But the fall passed and the small storefront near East Colfax Avenue and Dayton Street sat unchanged, the squishy floor and dusty counter once used by a day labor operation still sitting there.
Finding a contractor to turn the storefront into a brewery and tasting room proved more difficult that Flatland imagined. It wasn’t until February that construction there finally started.
From there, the following few weeks were a bit of a blur. The long-dormant storefront quickly morphed into a spacious tasting room with a brew house in the back.

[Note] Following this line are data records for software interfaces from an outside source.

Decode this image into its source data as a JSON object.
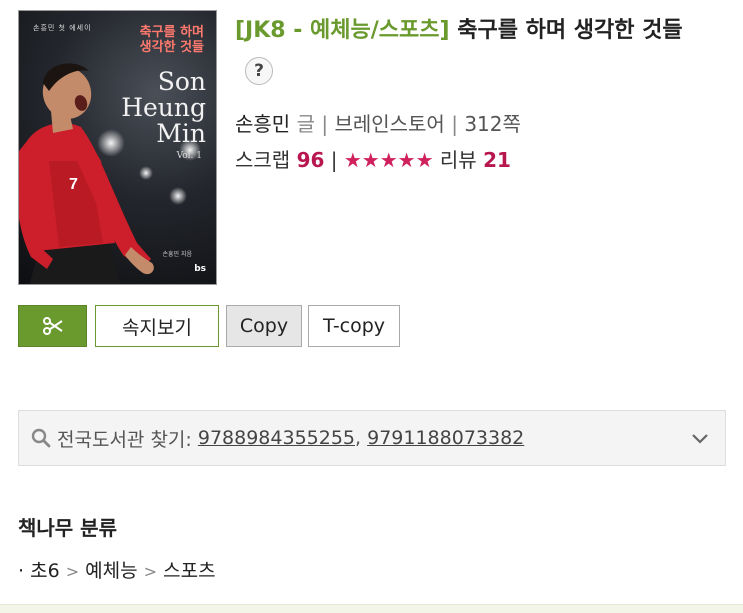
{
  "book": {
    "category": "[JK8 - 예체능/스포츠]",
    "title": "축구를 하며 생각한 것들",
    "help_label": "?",
    "author": "손흥민",
    "author_role": "글",
    "publisher": "브레인스토어",
    "pages": "312쪽",
    "scrap_label": "스크랩",
    "scrap_count": "96",
    "stars": "★★★★★",
    "review_label": "리뷰",
    "review_count": "21"
  },
  "cover": {
    "small_text": "손흥민 첫 에세이",
    "title_line1": "축구를  하며",
    "title_line2": "생각한  것들",
    "name_line1": "Son",
    "name_line2": "Heung",
    "name_line3": "Min",
    "vol": "Vol. 1",
    "author": "손흥민 지음",
    "logo": "bs",
    "jersey_number": "7"
  },
  "actions": {
    "scissor_icon": "scissors-icon",
    "sokji_label": "속지보기",
    "copy_label": "Copy",
    "tcopy_label": "T-copy"
  },
  "library": {
    "label": "전국도서관 찾기:",
    "isbn1": "9788984355255",
    "comma": ",",
    "isbn2": "9791188073382"
  },
  "classification": {
    "heading": "책나무 분류",
    "bullet": "·",
    "level1": "초6",
    "level2": "예체능",
    "level3": "스포츠",
    "sep": ">"
  },
  "colors": {
    "accent_green": "#6a9a2e",
    "accent_pink": "#b7164f"
  }
}
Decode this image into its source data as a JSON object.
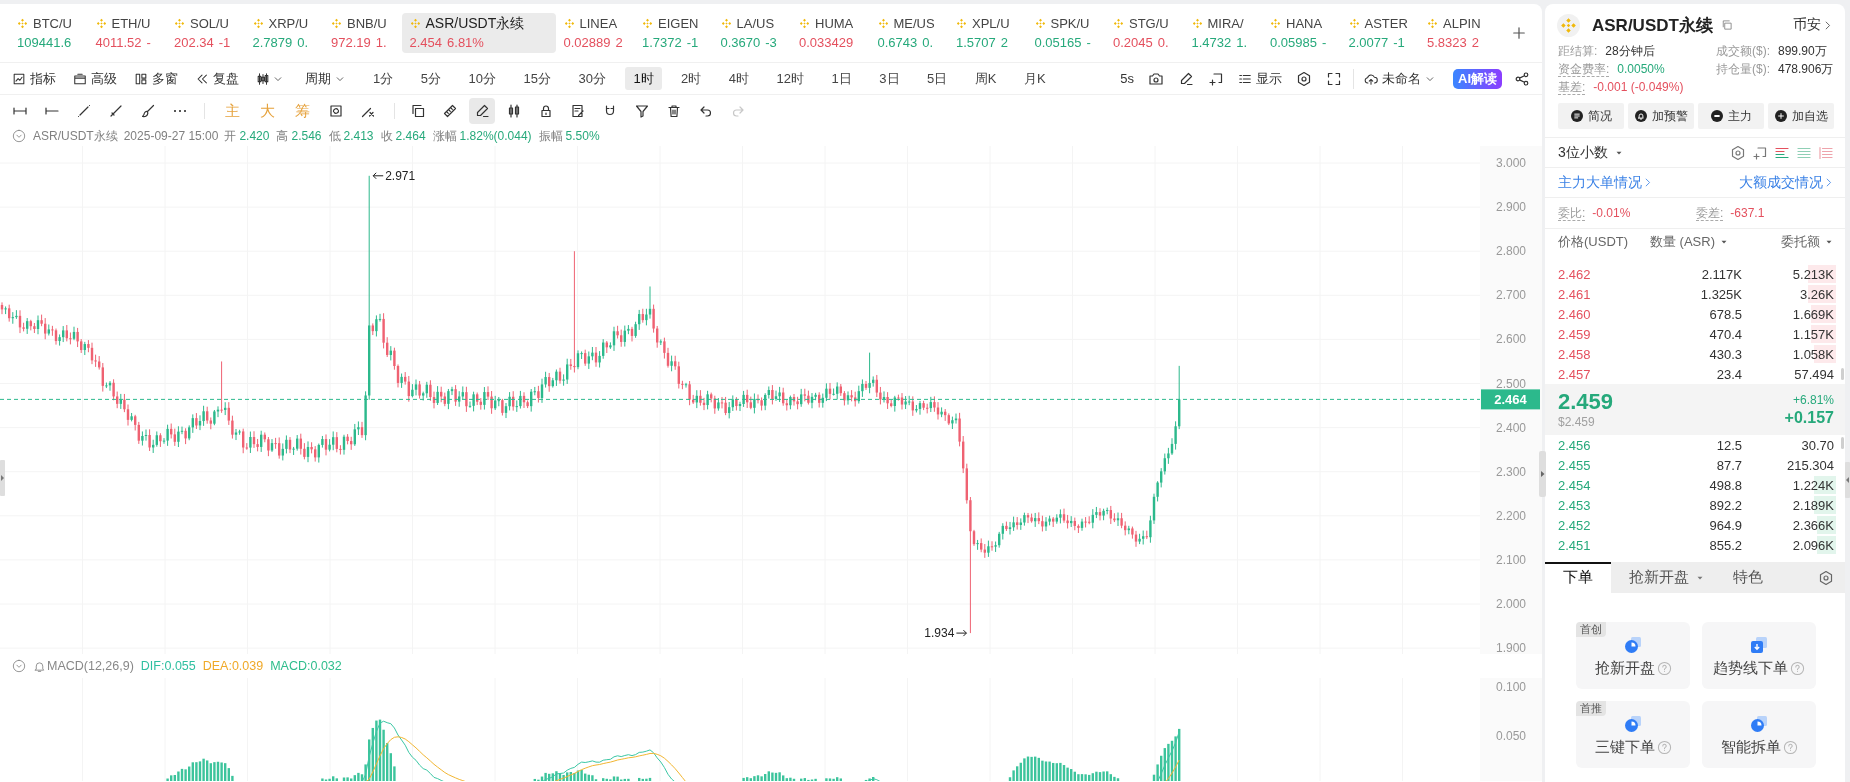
{
  "tickers": [
    {
      "name": "BTC/U",
      "price": "109441.6",
      "color": "#26a97b",
      "selected": false
    },
    {
      "name": "ETH/U",
      "price": "4011.52",
      "change": "-",
      "color": "#e4505e",
      "selected": false
    },
    {
      "name": "SOL/U",
      "price": "202.34",
      "change": "-1",
      "color": "#e4505e",
      "selected": false
    },
    {
      "name": "XRP/U",
      "price": "2.7879",
      "change": "0.",
      "color": "#26a97b",
      "selected": false
    },
    {
      "name": "BNB/U",
      "price": "972.19",
      "change": "1.",
      "color": "#e4505e",
      "selected": false
    },
    {
      "name": "ASR/USDT永续",
      "price": "2.454",
      "change": "6.81%",
      "color": "#e4505e",
      "selected": true
    },
    {
      "name": "LINEA",
      "price": "0.02889",
      "change": "2",
      "color": "#e4505e",
      "selected": false
    },
    {
      "name": "EIGEN",
      "price": "1.7372",
      "change": "-1",
      "color": "#26a97b",
      "selected": false
    },
    {
      "name": "LA/US",
      "price": "0.3670",
      "change": "-3",
      "color": "#26a97b",
      "selected": false
    },
    {
      "name": "HUMA",
      "price": "0.033429",
      "color": "#e4505e",
      "selected": false
    },
    {
      "name": "ME/US",
      "price": "0.6743",
      "change": "0.",
      "color": "#26a97b",
      "selected": false
    },
    {
      "name": "XPL/U",
      "price": "1.5707",
      "change": "2",
      "color": "#26a97b",
      "selected": false
    },
    {
      "name": "SPK/U",
      "price": "0.05165",
      "change": "-",
      "color": "#26a97b",
      "selected": false
    },
    {
      "name": "STG/U",
      "price": "0.2045",
      "change": "0.",
      "color": "#e4505e",
      "selected": false
    },
    {
      "name": "MIRA/",
      "price": "1.4732",
      "change": "1.",
      "color": "#26a97b",
      "selected": false
    },
    {
      "name": "HANA",
      "price": "0.05985",
      "change": "-",
      "color": "#26a97b",
      "selected": false
    },
    {
      "name": "ASTER",
      "price": "2.0077",
      "change": "-1",
      "color": "#26a97b",
      "selected": false
    },
    {
      "name": "ALPIN",
      "price": "5.8323",
      "change": "2",
      "color": "#e4505e",
      "selected": false
    }
  ],
  "toolbar": {
    "tools": [
      {
        "label": "指标"
      },
      {
        "label": "高级"
      },
      {
        "label": "多窗"
      },
      {
        "label": "复盘"
      }
    ],
    "period": "周期",
    "intervals": [
      {
        "label": "1分",
        "selected": false
      },
      {
        "label": "5分",
        "selected": false
      },
      {
        "label": "10分",
        "selected": false
      },
      {
        "label": "15分",
        "selected": false
      },
      {
        "label": "30分",
        "selected": false
      },
      {
        "label": "1时",
        "selected": true
      },
      {
        "label": "2时",
        "selected": false
      },
      {
        "label": "4时",
        "selected": false
      },
      {
        "label": "12时",
        "selected": false
      },
      {
        "label": "1日",
        "selected": false
      },
      {
        "label": "3日",
        "selected": false
      },
      {
        "label": "5日",
        "selected": false
      },
      {
        "label": "周K",
        "selected": false
      },
      {
        "label": "月K",
        "selected": false
      }
    ],
    "refresh": "5s",
    "display": "显示",
    "layout": "未命名",
    "ai": "AI解读"
  },
  "drawing_toolbar": {
    "line_tools": [
      {
        "selected": false
      },
      {
        "selected": false
      },
      {
        "selected": false
      },
      {
        "selected": false
      },
      {
        "selected": false
      },
      {
        "selected": false
      }
    ],
    "overlays": [
      "主",
      "大",
      "筹"
    ],
    "overlay_tools": [
      {
        "selected": false
      },
      {
        "selected": false
      }
    ],
    "object_tools": [
      {
        "selected": false
      },
      {
        "selected": false
      },
      {
        "selected": true
      },
      {
        "selected": false
      },
      {
        "selected": false
      },
      {
        "selected": false
      },
      {
        "selected": false
      },
      {
        "selected": false
      },
      {
        "selected": false
      }
    ],
    "history": [
      {
        "disabled": false
      },
      {
        "disabled": true
      }
    ]
  },
  "legend": {
    "symbol": "ASR/USDT永续",
    "time": "2025-09-27 15:00",
    "fields": [
      {
        "label": "开",
        "value": "2.420"
      },
      {
        "label": "高",
        "value": "2.546"
      },
      {
        "label": "低",
        "value": "2.413"
      },
      {
        "label": "收",
        "value": "2.464"
      },
      {
        "label": "涨幅",
        "value": "1.82%(0.044)"
      },
      {
        "label": "振幅",
        "value": "5.50%"
      }
    ]
  },
  "chart": {
    "yticks": [
      "3.000",
      "2.900",
      "2.800",
      "2.700",
      "2.600",
      "2.500",
      "2.400",
      "2.300",
      "2.200",
      "2.100",
      "2.000",
      "1.900"
    ],
    "high_marker": "2.971",
    "low_marker": "1.934",
    "last_price": "2.464"
  },
  "macd": {
    "title": "MACD(12,26,9)",
    "dif": "DIF:0.055",
    "dea": "DEA:0.039",
    "value": "MACD:0.032",
    "yticks": [
      "0.100",
      "0.050"
    ]
  },
  "panel": {
    "symbol": "ASR/USDT永续",
    "exchange": "币安",
    "stats": [
      {
        "label": "距结算:",
        "value": "28分钟后",
        "color": "#333333",
        "tooltip": false
      },
      {
        "label": "成交额($):",
        "value": "899.90万",
        "color": "#333333",
        "tooltip": false
      },
      {
        "label": "资金费率:",
        "value": "0.0050%",
        "color": "#26a97b",
        "tooltip": true
      },
      {
        "label": "持仓量($):",
        "value": "478.906万",
        "color": "#333333",
        "tooltip": false
      },
      {
        "label": "基差:",
        "value": "-0.001 (-0.049%)",
        "color": "#e4505e",
        "tooltip": true
      }
    ],
    "actions": [
      "简况",
      "加预警",
      "主力",
      "加自选"
    ],
    "decimals": "3位小数",
    "links": [
      "主力大单情况",
      "大额成交情况"
    ],
    "imbalance": [
      {
        "label": "委比:",
        "value": "-0.01%",
        "color": "#e4505e"
      },
      {
        "label": "委差:",
        "value": "-637.1",
        "color": "#e4505e"
      }
    ],
    "columns": [
      {
        "label": "价格(USDT)",
        "dropdown": false
      },
      {
        "label": "数量 (ASR)",
        "dropdown": true
      },
      {
        "label": "委托额",
        "dropdown": true
      }
    ],
    "asks": [
      {
        "price": "2.462",
        "amount": "2.117K",
        "total": "5.213K",
        "level": 0.1
      },
      {
        "price": "2.461",
        "amount": "1.325K",
        "total": "3.26K",
        "level": 0.1
      },
      {
        "price": "2.460",
        "amount": "678.5",
        "total": "1.669K",
        "level": 0.09
      },
      {
        "price": "2.459",
        "amount": "470.4",
        "total": "1.157K",
        "level": 0.09
      },
      {
        "price": "2.458",
        "amount": "430.3",
        "total": "1.058K",
        "level": 0.08
      },
      {
        "price": "2.457",
        "amount": "23.4",
        "total": "57.494"
      }
    ],
    "last": {
      "price": "2.459",
      "usd": "$2.459",
      "change_pct": "+6.81%",
      "change": "+0.157"
    },
    "bids": [
      {
        "price": "2.456",
        "amount": "12.5",
        "total": "30.70"
      },
      {
        "price": "2.455",
        "amount": "87.7",
        "total": "215.304"
      },
      {
        "price": "2.454",
        "amount": "498.8",
        "total": "1.224K",
        "level": 0.08
      },
      {
        "price": "2.453",
        "amount": "892.2",
        "total": "2.189K",
        "level": 0.08
      },
      {
        "price": "2.452",
        "amount": "964.9",
        "total": "2.366K",
        "level": 0.07
      },
      {
        "price": "2.451",
        "amount": "855.2",
        "total": "2.096K",
        "level": 0.07
      }
    ],
    "tabs": [
      {
        "label": "下单",
        "selected": true,
        "dropdown": false
      },
      {
        "label": "抢新开盘",
        "selected": false,
        "dropdown": true
      },
      {
        "label": "特色",
        "selected": false,
        "dropdown": false
      }
    ],
    "features": [
      {
        "label": "抢新开盘",
        "badge": "首创"
      },
      {
        "label": "趋势线下单"
      },
      {
        "label": "三键下单",
        "badge": "首推"
      },
      {
        "label": "智能拆单"
      }
    ]
  }
}
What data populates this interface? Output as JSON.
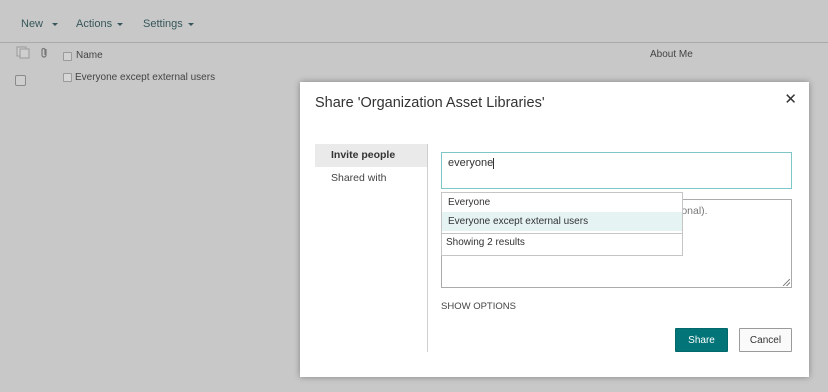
{
  "toolbar": {
    "new_label": "New",
    "actions_label": "Actions",
    "settings_label": "Settings"
  },
  "list": {
    "columns": {
      "name": "Name",
      "about_me": "About Me"
    },
    "rows": [
      {
        "name": "Everyone except external users"
      }
    ]
  },
  "dialog": {
    "title": "Share 'Organization Asset Libraries'",
    "close_glyph": "✕",
    "nav": {
      "invite": "Invite people",
      "shared_with": "Shared with"
    },
    "invite_value": "everyone",
    "message_visible_fragment": "ional).",
    "suggestions": [
      "Everyone",
      "Everyone except external users"
    ],
    "suggestion_footer": "Showing 2 results",
    "show_options": "SHOW OPTIONS",
    "share_label": "Share",
    "cancel_label": "Cancel"
  },
  "colors": {
    "accent": "#037578",
    "input_focus_border": "#7fc7c7",
    "highlight": "#e5f3f3",
    "overlay_bg": "#c8c8c8"
  },
  "icons": [
    "file-icon",
    "attachment-icon",
    "close-icon",
    "chevron-down-icon"
  ]
}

With construction quickly moving along, Flatland had hoped for an opening sometime in April, but problems with a ventilation system pushed that out to June.
Flatland said that once he got started brewing at Mu, he realized he had a lot left to learn about commercial brewing. He has been brewing beer at home for years, but scaling up to a large-scale operation was trickier than he
The first day was a brutal 17-hour slog.
“I was like, ‘Maybe I did this wrong, maybe I was an idiot and didn’t know what I was up against,’” he said.
The first batch of brown ale had to be dumped down the drain after a glass thermometer in the kettle burst, mixing shards of glass with the otherwise tasty brew.
With the frustration mounting, Flatland said he found helpful advice from some other local brewers who told him that several uber-successful local brew pubs experienced equally rough first days.
Flatland said it took him a while, but he figured things out over time.
“I didn’t get better until about day four,” he said.
Flatland has said he hopes Mu will tap into a growing number of beer aficionados always looking to try something new from local craft brewers.
According to the Boulder-based Brewers Association, more than 400 new breweries opened around the country in 2013, bringing the total number to more than 2,700. That’s up from 1,900 in 2007.
For now, Mu is open Thursday through Sunday and Flatland said he is planning a grand opening celebration sometime in July.